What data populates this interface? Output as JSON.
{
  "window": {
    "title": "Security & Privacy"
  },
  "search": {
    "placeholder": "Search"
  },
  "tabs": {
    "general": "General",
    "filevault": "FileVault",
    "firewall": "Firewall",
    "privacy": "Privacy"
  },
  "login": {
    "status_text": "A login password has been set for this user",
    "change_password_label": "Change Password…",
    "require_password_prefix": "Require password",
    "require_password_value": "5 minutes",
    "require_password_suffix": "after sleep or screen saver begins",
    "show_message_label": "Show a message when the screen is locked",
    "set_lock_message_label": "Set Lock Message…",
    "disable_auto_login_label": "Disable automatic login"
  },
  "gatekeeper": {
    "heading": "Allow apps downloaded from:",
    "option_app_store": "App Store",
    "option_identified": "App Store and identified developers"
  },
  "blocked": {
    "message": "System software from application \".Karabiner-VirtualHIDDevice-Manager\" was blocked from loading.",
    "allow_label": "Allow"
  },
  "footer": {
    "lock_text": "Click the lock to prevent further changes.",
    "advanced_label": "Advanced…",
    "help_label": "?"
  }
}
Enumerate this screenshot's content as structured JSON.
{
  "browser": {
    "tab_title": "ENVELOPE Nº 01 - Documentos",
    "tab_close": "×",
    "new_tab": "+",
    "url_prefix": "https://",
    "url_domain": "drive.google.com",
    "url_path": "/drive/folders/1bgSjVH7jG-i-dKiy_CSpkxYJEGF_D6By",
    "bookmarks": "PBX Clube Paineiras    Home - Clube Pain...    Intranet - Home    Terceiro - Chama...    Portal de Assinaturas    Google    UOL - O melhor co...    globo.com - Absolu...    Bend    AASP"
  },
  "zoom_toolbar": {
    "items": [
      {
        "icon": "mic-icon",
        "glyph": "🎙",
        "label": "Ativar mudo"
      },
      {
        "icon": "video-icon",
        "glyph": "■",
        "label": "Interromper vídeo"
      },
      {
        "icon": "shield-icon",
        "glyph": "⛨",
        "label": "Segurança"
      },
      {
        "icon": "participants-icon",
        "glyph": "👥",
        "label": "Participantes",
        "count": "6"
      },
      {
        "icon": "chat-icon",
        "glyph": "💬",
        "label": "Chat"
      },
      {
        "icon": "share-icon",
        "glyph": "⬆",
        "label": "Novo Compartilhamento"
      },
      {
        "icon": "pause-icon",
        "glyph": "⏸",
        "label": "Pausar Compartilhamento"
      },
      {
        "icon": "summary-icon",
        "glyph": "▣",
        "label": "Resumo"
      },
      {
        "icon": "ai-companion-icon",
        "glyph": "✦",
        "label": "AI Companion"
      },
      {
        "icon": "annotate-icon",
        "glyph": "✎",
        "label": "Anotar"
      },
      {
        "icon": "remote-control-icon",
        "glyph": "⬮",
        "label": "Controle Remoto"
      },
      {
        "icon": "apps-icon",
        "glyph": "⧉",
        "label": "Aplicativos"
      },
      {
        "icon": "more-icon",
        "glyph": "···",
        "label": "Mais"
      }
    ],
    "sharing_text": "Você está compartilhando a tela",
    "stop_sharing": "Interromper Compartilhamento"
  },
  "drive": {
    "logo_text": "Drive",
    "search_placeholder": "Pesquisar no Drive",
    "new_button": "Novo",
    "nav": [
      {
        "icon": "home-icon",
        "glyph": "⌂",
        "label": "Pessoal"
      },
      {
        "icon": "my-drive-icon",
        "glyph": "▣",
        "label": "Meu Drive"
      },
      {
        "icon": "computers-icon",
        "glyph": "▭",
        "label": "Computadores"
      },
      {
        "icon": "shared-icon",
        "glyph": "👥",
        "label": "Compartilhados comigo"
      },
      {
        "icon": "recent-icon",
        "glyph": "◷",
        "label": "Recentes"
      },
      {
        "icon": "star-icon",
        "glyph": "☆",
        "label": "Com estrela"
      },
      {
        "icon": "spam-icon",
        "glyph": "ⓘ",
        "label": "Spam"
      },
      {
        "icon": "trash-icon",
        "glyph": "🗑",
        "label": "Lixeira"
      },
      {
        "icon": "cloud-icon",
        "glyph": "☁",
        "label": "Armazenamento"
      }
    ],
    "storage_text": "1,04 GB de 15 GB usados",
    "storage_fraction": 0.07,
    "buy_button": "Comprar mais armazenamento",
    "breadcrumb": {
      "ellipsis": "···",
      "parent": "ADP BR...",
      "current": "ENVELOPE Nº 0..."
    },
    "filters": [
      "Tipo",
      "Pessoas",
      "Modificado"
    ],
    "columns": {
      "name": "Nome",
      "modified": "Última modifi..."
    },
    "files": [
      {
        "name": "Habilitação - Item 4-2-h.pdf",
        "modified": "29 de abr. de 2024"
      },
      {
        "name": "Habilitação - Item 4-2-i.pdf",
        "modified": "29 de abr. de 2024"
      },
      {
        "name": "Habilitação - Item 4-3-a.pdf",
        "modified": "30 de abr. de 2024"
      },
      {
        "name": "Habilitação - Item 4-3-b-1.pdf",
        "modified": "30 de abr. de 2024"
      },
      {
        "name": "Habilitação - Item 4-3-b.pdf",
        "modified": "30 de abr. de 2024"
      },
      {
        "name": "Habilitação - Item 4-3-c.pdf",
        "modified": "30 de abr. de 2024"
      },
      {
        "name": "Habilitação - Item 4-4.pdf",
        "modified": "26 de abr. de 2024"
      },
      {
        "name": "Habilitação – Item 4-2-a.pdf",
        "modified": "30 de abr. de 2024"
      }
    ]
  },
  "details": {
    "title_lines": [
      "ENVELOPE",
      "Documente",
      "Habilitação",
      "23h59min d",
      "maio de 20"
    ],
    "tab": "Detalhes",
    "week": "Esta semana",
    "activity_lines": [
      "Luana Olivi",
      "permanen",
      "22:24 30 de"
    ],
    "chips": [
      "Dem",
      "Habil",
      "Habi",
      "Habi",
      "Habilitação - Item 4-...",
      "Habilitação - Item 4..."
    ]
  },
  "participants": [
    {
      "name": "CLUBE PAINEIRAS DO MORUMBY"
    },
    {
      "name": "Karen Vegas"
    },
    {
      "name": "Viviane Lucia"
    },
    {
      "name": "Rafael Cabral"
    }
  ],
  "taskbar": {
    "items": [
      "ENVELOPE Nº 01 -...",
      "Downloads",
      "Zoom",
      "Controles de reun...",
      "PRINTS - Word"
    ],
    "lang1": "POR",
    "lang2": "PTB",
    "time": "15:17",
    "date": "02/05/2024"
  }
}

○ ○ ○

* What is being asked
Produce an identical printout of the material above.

* Expected output
What data populates this interface? Output as JSON.
{
  "window": {
    "title": "Security & Privacy"
  },
  "search": {
    "placeholder": "Search"
  },
  "tabs": {
    "general": "General",
    "filevault": "FileVault",
    "firewall": "Firewall",
    "privacy": "Privacy"
  },
  "login": {
    "status_text": "A login password has been set for this user",
    "change_password_label": "Change Password…",
    "require_password_prefix": "Require password",
    "require_password_value": "5 minutes",
    "require_password_suffix": "after sleep or screen saver begins",
    "show_message_label": "Show a message when the screen is locked",
    "set_lock_message_label": "Set Lock Message…",
    "disable_auto_login_label": "Disable automatic login"
  },
  "gatekeeper": {
    "heading": "Allow apps downloaded from:",
    "option_app_store": "App Store",
    "option_identified": "App Store and identified developers"
  },
  "blocked": {
    "message": "System software from application \".Karabiner-VirtualHIDDevice-Manager\" was blocked from loading.",
    "allow_label": "Allow"
  },
  "footer": {
    "lock_text": "Click the lock to prevent further changes.",
    "advanced_label": "Advanced…",
    "help_label": "?"
  }
}
Enumerate this screenshot's content as structured JSON.
{
  "browser": {
    "tab_title": "ENVELOPE Nº 01 - Documentos",
    "tab_close": "×",
    "new_tab": "+",
    "url_prefix": "https://",
    "url_domain": "drive.google.com",
    "url_path": "/drive/folders/1bgSjVH7jG-i-dKiy_CSpkxYJEGF_D6By",
    "bookmarks": "PBX Clube Paineiras    Home - Clube Pain...    Intranet - Home    Terceiro - Chama...    Portal de Assinaturas    Google    UOL - O melhor co...    globo.com - Absolu...    Bend    AASP"
  },
  "zoom_toolbar": {
    "items": [
      {
        "icon": "mic-icon",
        "glyph": "🎙",
        "label": "Ativar mudo"
      },
      {
        "icon": "video-icon",
        "glyph": "■",
        "label": "Interromper vídeo"
      },
      {
        "icon": "shield-icon",
        "glyph": "⛨",
        "label": "Segurança"
      },
      {
        "icon": "participants-icon",
        "glyph": "👥",
        "label": "Participantes",
        "count": "6"
      },
      {
        "icon": "chat-icon",
        "glyph": "💬",
        "label": "Chat"
      },
      {
        "icon": "share-icon",
        "glyph": "⬆",
        "label": "Novo Compartilhamento"
      },
      {
        "icon": "pause-icon",
        "glyph": "⏸",
        "label": "Pausar Compartilhamento"
      },
      {
        "icon": "summary-icon",
        "glyph": "▣",
        "label": "Resumo"
      },
      {
        "icon": "ai-companion-icon",
        "glyph": "✦",
        "label": "AI Companion"
      },
      {
        "icon": "annotate-icon",
        "glyph": "✎",
        "label": "Anotar"
      },
      {
        "icon": "remote-control-icon",
        "glyph": "⬮",
        "label": "Controle Remoto"
      },
      {
        "icon": "apps-icon",
        "glyph": "⧉",
        "label": "Aplicativos"
      },
      {
        "icon": "more-icon",
        "glyph": "···",
        "label": "Mais"
      }
    ],
    "sharing_text": "Você está compartilhando a tela",
    "stop_sharing": "Interromper Compartilhamento"
  },
  "drive": {
    "logo_text": "Drive",
    "search_placeholder": "Pesquisar no Drive",
    "new_button": "Novo",
    "nav": [
      {
        "icon": "home-icon",
        "glyph": "⌂",
        "label": "Pessoal"
      },
      {
        "icon": "my-drive-icon",
        "glyph": "▣",
        "label": "Meu Drive"
      },
      {
        "icon": "computers-icon",
        "glyph": "▭",
        "label": "Computadores"
      },
      {
        "icon": "shared-icon",
        "glyph": "👥",
        "label": "Compartilhados comigo"
      },
      {
        "icon": "recent-icon",
        "glyph": "◷",
        "label": "Recentes"
      },
      {
        "icon": "star-icon",
        "glyph": "☆",
        "label": "Com estrela"
      },
      {
        "icon": "spam-icon",
        "glyph": "ⓘ",
        "label": "Spam"
      },
      {
        "icon": "trash-icon",
        "glyph": "🗑",
        "label": "Lixeira"
      },
      {
        "icon": "cloud-icon",
        "glyph": "☁",
        "label": "Armazenamento"
      }
    ],
    "storage_text": "1,04 GB de 15 GB usados",
    "storage_fraction": 0.07,
    "buy_button": "Comprar mais armazenamento",
    "breadcrumb": {
      "ellipsis": "···",
      "parent": "ADP BR...",
      "current": "ENVELOPE Nº 0..."
    },
    "filters": [
      "Tipo",
      "Pessoas",
      "Modificado"
    ],
    "columns": {
      "name": "Nome",
      "modified": "Última modifi..."
    },
    "files": [
      {
        "name": "Habilitação - Item 4-2-h.pdf",
        "modified": "29 de abr. de 2024"
      },
      {
        "name": "Habilitação - Item 4-2-i.pdf",
        "modified": "29 de abr. de 2024"
      },
      {
        "name": "Habilitação - Item 4-3-a.pdf",
        "modified": "30 de abr. de 2024"
      },
      {
        "name": "Habilitação - Item 4-3-b-1.pdf",
        "modified": "30 de abr. de 2024"
      },
      {
        "name": "Habilitação - Item 4-3-b.pdf",
        "modified": "30 de abr. de 2024"
      },
      {
        "name": "Habilitação - Item 4-3-c.pdf",
        "modified": "30 de abr. de 2024"
      },
      {
        "name": "Habilitação - Item 4-4.pdf",
        "modified": "26 de abr. de 2024"
      },
      {
        "name": "Habilitação – Item 4-2-a.pdf",
        "modified": "30 de abr. de 2024"
      }
    ]
  },
  "details": {
    "title_lines": [
      "ENVELOPE",
      "Documente",
      "Habilitação",
      "23h59min d",
      "maio de 20"
    ],
    "tab": "Detalhes",
    "week": "Esta semana",
    "activity_lines": [
      "Luana Olivi",
      "permanen",
      "22:24 30 de"
    ],
    "chips": [
      "Dem",
      "Habil",
      "Habi",
      "Habi",
      "Habilitação - Item 4-...",
      "Habilitação - Item 4..."
    ]
  },
  "participants": [
    {
      "name": "CLUBE PAINEIRAS DO MORUMBY"
    },
    {
      "name": "Karen Vegas"
    },
    {
      "name": "Viviane Lucia"
    },
    {
      "name": "Rafael Cabral"
    }
  ],
  "taskbar": {
    "items": [
      "ENVELOPE Nº 01 -...",
      "Downloads",
      "Zoom",
      "Controles de reun...",
      "PRINTS - Word"
    ],
    "lang1": "POR",
    "lang2": "PTB",
    "time": "15:17",
    "date": "02/05/2024"
  }
}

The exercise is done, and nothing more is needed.